|US20040079560||Oct 17, 2003||Apr 29, 2004||Hammonds Carl L.||Omni direction vehicle with material handling tool|
|US20050173163||Aug 25, 2004||Aug 11, 2005||Hammonds Carl L.||Omini direction vehicle|
|US20060283669 *||Jun 1, 2005||Dec 21, 2006||Patten Sidney A||Elevating load platforms|
|JPS62283072A||Title not available|
|WO2007100878A2||Feb 28, 2007||Sep 7, 2007||Hammonds Technical Services, Inc.||Omni-directional vehicle with full circumferential revolvable hitch|
|Citing Patent||Filing date||Publication date||Applicant||Title|
|US8701801 *||Jun 9, 2011||Apr 22, 2014||Ntn Corporation||Electric vehicle|
|US9422142||Aug 1, 2013||Aug 23, 2016||Herkules Equipment Corporation||Scissor-type lift assembly|
|US20130098695 *||Jun 9, 2011||Apr 25, 2013||Chinami Itou||Electric vehicle|
|U.S. Classification||180/6.2, 180/327, 180/7.2, 180/326, 187/240, 180/89.13|
|Cooperative Classification||B64F1/32, B66F11/042|
|European Classification||B64F1/32, B66F11/04A|
|Feb 19, 2008||AS||Assignment|
Owner name: HAMMONDS TECHNICAL SERVICES, INC., TEXAS

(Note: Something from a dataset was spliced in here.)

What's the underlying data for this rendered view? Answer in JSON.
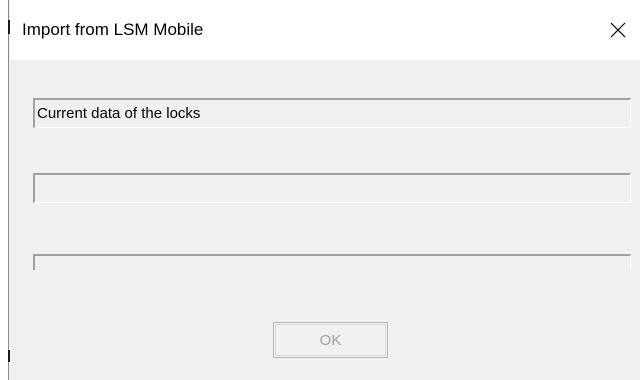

Free format text: ASSIGNMENT OF ASSIGNORS INTEREST;ASSIGNOR:HAMMONDS, CARL L.;REEL/FRAME:020574/0364
Effective date: 20080211
|Aug 20, 2014||FPAY||Fee payment|
Year of fee payment: 4